The Turtle Survival Alliance is excited to bring you a new segment featuring the people who make the TSA great! Without dedicated researchers, conservationists, educators, husbandry technicians and so on, the TSA would not be able to fulfill its mission of ‚ÄúZero Turtle Extinctions‚Äù. We think it is time to regularly introduce you do these people. We hope that our ‚ÄúFaces of the TSA‚Äù will inspire YOU to become a chelonian conservationist!
Who: German Forero
What: Coordinator, TSA / WCS Colombian turtle program
Where: Colombia, South America
Jordan: What is your earliest childhood memory with a turtle or tortoise?
German: My parents got me a pet slider when I was 10. I loved the colors of the plastron and thought these animals were really cool. But it wasn't really until I was an undergraduate that the passion for turtles started. I went to the field with Professor Olga Casta√±o, my mentor, and I caught a mud-turtle and she explained to me its name was¬†Kinosternon scorpioides, because the hinges were kinetic. This was when I thought these were the most interesting animals and decided to start studying them under Olga¬¥s advice.
J: What is your favorite species of turtle or tortoise to work with?
G: I have been working with Dahl¬¥s Toad-headed Turtle (Mesoclemmys dahli) for several years. I think it is a fascinating species, because it is the only member of the Chelidae family to occur north of the Andes. It also survives in a highly transformed habitat, so I like the challenge of thinking how we can ensure its persistence.
J: How did you first become involved in turtle and tortoise research and conservation?

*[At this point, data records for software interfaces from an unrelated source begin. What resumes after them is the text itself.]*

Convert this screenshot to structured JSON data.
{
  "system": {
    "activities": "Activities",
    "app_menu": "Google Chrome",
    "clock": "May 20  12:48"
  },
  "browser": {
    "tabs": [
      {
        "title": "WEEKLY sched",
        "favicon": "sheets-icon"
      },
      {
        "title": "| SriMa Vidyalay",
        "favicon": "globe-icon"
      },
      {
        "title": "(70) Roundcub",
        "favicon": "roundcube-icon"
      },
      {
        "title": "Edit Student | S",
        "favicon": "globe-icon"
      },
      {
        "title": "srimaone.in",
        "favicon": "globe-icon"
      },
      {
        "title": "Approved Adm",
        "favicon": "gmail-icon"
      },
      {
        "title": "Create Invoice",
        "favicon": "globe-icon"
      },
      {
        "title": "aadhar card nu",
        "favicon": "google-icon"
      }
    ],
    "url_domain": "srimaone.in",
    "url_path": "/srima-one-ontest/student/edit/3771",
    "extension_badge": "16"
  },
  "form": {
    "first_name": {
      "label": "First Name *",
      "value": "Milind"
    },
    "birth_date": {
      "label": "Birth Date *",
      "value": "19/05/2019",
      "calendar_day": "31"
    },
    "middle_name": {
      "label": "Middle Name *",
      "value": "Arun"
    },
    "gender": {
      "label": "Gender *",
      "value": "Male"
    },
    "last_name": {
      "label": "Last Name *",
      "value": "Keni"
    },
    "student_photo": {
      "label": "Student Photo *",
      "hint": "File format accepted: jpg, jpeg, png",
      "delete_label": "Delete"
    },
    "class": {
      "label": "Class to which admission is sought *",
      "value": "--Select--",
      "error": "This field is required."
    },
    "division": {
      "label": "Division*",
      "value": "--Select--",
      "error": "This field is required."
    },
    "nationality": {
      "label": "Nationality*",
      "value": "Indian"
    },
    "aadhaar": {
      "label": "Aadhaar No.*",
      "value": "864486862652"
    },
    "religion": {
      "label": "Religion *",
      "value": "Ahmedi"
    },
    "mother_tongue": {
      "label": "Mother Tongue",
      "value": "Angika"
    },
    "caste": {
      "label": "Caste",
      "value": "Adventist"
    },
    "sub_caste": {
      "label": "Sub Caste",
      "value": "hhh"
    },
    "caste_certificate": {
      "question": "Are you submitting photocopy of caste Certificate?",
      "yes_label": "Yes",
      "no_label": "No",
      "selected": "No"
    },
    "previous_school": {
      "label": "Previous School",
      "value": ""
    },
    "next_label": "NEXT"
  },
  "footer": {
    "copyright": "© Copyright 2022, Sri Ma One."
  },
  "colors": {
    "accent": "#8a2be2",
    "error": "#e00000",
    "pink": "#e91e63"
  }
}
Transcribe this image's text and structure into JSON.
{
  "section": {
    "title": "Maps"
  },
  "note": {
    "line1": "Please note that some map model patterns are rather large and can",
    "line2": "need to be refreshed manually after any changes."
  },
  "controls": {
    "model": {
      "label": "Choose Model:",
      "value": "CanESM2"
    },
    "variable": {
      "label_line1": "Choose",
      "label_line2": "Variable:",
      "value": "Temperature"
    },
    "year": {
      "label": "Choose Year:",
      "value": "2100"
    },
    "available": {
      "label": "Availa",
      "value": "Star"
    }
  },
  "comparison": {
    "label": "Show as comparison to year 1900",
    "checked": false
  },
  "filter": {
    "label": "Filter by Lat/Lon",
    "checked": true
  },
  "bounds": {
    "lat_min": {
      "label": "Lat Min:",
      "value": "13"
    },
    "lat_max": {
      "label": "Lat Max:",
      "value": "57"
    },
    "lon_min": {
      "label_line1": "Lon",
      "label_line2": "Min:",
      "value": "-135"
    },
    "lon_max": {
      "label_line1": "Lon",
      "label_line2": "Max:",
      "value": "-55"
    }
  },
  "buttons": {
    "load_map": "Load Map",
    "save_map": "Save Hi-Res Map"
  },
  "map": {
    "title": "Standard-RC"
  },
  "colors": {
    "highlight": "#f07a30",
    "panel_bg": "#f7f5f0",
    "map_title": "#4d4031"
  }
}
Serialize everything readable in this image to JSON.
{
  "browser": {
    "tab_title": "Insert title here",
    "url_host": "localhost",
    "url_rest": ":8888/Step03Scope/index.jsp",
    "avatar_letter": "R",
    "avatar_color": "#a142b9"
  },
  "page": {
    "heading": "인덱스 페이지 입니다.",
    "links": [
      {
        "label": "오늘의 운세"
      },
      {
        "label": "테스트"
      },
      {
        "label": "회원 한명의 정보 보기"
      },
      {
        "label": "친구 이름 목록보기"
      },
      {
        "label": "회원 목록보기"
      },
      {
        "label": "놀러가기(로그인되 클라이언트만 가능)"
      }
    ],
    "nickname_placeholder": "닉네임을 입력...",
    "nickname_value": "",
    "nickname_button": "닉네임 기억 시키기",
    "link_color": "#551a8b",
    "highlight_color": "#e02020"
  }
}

G: After that first experience finding mud-turtles with Olga Casta√±o, I decided to do my undergrad research with the White-lipped mud turtle (Kinosternon scorpioides albogulare). I went to live in San Andres Island to study the population using mark-recapture techniques. Dr. John Iverson kindly sent some thread-trailers so I could study some of their movements as well. I published the results from that study and from then I started getting involved with other endemic or threatened turtle species from Colombia.¬†
J: What is the most amusing situation you have found yourself in, in the field?
G: The field is always fun. Once we did an expedition to look for the endemic Kinosternon dunni in western Colombia. We set our traps and stayed there waiting to check them. One of the students that came with us went for a walk near the site and came back with a turtle in his hands, he asked: is this the one? He had caught the first individual of the species in many years! We couldn't believe it.
J: If you weren‚Äôt involved in turtle conservation, what would you want to do?
G: I do research on other species, particularly vertebrates, birds and mammals. I guess that if I didn‚Äôt spend so much time working with turtles I would be studying some other species, perhaps amphibians. I really like to be out in the field doing ecological research and trying to find ways to preserve some of the most threatened species.
J: What advice would you give to an aspiring chelonian conservationist?
G: I would say that sometimes it seems like turtles are not the best or the easiest group to study or work with. They are long-lived and there are not as many species as with other groups. However, they are one of the most threatened vertebrate groups on earth, so if you work for their conservation, your work is hugely important. Turtle conservation is growing, there are other passionate professionals like you, so you will not be alone in this task. Also, I would encourage aspiring chelonian conservationists to work with local communities and involve them in research and conservation activities. It is probably the only way to ensure sustainability of conservation efforts.
J: What attracted you to become part of the Turtle Survival Alliance?
G: I was impressed by their work in Asia and how they were dedicated to the most threatened species. This is the type of work that I love, and we saw an opportunity to act in South America before reaching such critical levels.